Most people believe that pearls should have an imperfect form since they are products of nature. However, there are those that are formed perfectly and these are considered very valuable pearls. Unlike the common belief that pearls are usually white, pearls come in various colors like black, green, red and even blue. Different-colored pearls can be found all over the world but only the South Pacific has produced black pearls.
Among the kinds of pearls are cultured pearls either in saltwater or freshwater. South Sea pearls produced by golden lipped oysters and are cultured in Indonesia and Tahitian pearls or black pearls that are produced by black lipped oysters and are cultured in Cook Islands or in the French Polynesia.
So how can one determine if it is real or an imitation? Real pearls tend to feel sandy when rubbed along the edge of the front teeth while imitation ones fell smooth.
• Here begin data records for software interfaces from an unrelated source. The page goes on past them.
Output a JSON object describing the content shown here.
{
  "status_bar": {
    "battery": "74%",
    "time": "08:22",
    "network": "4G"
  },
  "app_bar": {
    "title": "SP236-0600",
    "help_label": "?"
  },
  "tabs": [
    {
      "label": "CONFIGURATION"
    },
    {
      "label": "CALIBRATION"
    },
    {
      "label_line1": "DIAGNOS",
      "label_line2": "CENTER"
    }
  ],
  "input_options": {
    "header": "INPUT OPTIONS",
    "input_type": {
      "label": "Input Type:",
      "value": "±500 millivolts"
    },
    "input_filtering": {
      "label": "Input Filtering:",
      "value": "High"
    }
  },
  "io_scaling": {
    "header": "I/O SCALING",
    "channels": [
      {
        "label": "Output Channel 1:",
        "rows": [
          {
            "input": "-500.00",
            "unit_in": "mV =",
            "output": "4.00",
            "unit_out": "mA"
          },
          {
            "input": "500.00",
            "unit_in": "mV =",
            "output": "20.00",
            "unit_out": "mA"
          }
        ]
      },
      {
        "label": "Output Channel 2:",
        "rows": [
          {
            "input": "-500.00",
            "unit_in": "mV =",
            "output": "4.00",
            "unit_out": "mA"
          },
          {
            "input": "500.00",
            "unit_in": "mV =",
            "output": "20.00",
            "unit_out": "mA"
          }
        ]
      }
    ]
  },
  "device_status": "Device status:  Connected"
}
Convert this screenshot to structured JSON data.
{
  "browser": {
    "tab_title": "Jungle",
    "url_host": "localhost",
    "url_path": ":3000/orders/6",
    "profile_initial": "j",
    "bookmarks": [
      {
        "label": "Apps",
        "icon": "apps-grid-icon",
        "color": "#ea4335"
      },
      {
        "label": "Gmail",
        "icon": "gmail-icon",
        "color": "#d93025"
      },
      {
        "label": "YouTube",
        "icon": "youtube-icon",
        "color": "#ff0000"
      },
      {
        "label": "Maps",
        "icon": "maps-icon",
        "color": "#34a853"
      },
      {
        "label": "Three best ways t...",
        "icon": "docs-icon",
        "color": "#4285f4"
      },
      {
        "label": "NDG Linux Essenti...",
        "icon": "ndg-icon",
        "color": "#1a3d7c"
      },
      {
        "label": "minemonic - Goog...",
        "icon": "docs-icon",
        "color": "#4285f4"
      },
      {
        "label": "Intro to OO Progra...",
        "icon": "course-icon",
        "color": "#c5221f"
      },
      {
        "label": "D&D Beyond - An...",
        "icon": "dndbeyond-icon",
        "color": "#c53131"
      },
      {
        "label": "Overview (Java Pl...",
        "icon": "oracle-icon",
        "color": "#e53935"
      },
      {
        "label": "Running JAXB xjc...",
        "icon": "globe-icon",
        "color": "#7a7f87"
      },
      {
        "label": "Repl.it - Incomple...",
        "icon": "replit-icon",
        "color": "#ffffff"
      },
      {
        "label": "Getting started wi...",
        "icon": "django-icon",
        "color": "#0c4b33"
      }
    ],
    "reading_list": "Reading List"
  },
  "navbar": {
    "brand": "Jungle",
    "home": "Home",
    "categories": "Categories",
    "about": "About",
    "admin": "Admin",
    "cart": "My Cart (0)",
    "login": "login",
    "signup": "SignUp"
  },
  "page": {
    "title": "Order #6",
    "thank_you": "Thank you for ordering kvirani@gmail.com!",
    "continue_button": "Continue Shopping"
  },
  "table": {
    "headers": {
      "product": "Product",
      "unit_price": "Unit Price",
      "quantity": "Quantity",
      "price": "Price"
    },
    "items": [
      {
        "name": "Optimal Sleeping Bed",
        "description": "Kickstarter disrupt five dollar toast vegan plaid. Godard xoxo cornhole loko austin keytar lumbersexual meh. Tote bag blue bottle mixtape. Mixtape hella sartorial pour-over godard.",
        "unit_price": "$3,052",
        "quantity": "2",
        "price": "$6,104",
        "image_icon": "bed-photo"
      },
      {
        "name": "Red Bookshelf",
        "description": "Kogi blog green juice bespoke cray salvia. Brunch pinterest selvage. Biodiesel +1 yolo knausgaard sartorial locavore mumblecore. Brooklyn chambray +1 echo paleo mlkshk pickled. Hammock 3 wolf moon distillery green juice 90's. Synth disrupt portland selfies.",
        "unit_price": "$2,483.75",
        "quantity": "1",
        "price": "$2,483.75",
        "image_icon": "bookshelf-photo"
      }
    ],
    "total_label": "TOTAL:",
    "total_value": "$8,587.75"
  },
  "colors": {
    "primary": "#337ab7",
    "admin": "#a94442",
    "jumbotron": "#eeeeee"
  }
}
Aside from the kinds of oyster from which pearls are produced, the quality is determined according to their luster or shine. Thick nacres that have been left in the water longer are generally shinier. The shape is also important and the rounder, the better. The larger the pearl, the rarer they are and the more expensive.
There is a legend that Cleopatra dissolved a pearl in a glass of wine before drinking it, simply to win a bet with Marc Antony that she could consume the entire wealth of a nation in just one meal. However, in another version of that story, it was intended to help her win Antony’s heart. In ancient Rome, the pearl was the decisive symbol of affluence and social standing, while the ancient Greeks associated it with love, marriage, and unrivaled attractiveness. The Greeks also believed the pearl would encourage marital accord and prevent new brides from crying. During the Dark Ages, knights wore pearls on the battleground, believing they had the magic to shield them from injury.